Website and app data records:
★ ★ ★
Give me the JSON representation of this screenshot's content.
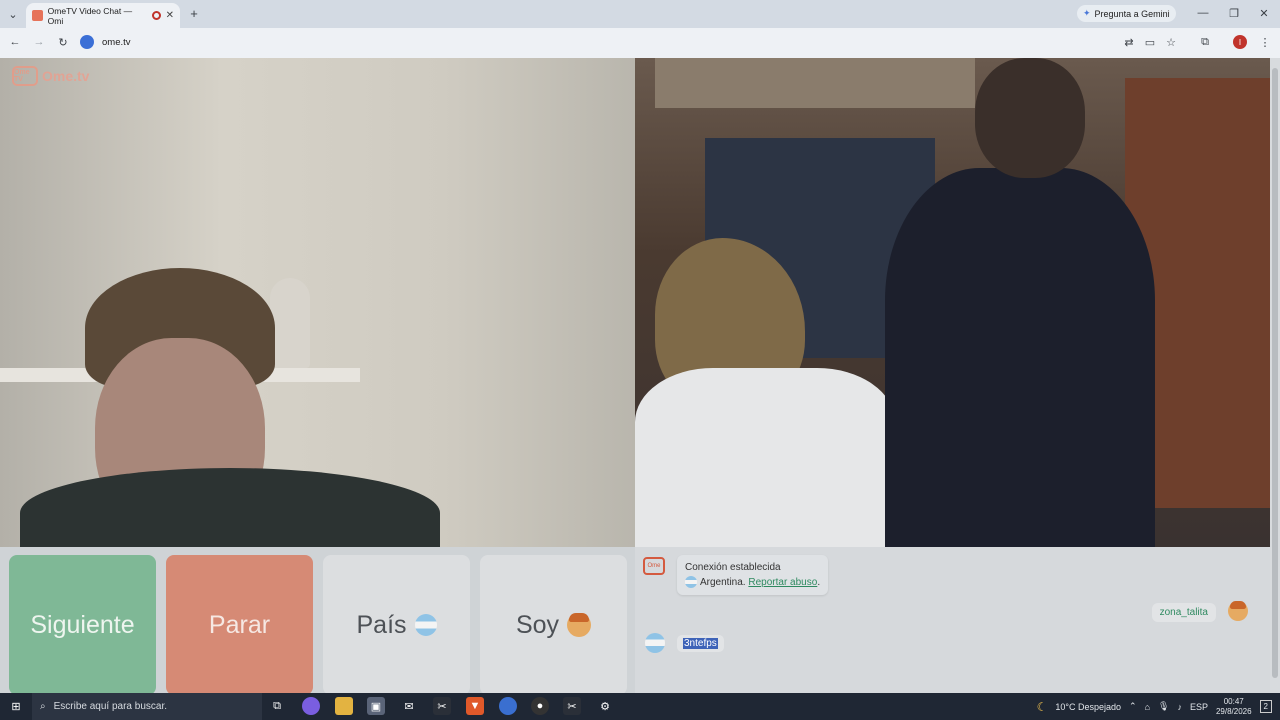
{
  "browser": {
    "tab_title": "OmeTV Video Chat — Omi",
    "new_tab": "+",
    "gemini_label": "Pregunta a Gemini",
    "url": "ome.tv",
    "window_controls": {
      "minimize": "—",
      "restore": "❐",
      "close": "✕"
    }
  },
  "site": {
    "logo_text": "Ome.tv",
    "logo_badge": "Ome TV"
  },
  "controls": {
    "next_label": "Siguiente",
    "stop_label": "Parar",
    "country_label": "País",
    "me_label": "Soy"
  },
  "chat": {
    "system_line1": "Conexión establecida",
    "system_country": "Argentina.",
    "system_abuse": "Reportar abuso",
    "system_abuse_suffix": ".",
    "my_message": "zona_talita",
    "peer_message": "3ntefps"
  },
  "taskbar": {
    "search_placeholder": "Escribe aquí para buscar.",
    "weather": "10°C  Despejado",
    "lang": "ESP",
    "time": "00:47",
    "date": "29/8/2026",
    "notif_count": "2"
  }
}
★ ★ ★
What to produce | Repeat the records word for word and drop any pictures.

Result for this task |
Give me the JSON representation of this screenshot's content.
{
  "browser": {
    "tab_title": "OmeTV Video Chat — Omi",
    "new_tab": "+",
    "gemini_label": "Pregunta a Gemini",
    "url": "ome.tv",
    "window_controls": {
      "minimize": "—",
      "restore": "❐",
      "close": "✕"
    }
  },
  "site": {
    "logo_text": "Ome.tv",
    "logo_badge": "Ome TV"
  },
  "controls": {
    "next_label": "Siguiente",
    "stop_label": "Parar",
    "country_label": "País",
    "me_label": "Soy"
  },
  "chat": {
    "system_line1": "Conexión establecida",
    "system_country": "Argentina.",
    "system_abuse": "Reportar abuso",
    "system_abuse_suffix": ".",
    "my_message": "zona_talita",
    "peer_message": "3ntefps"
  },
  "taskbar": {
    "search_placeholder": "Escribe aquí para buscar.",
    "weather": "10°C  Despejado",
    "lang": "ESP",
    "time": "00:47",
    "date": "29/8/2026",
    "notif_count": "2"
  }
}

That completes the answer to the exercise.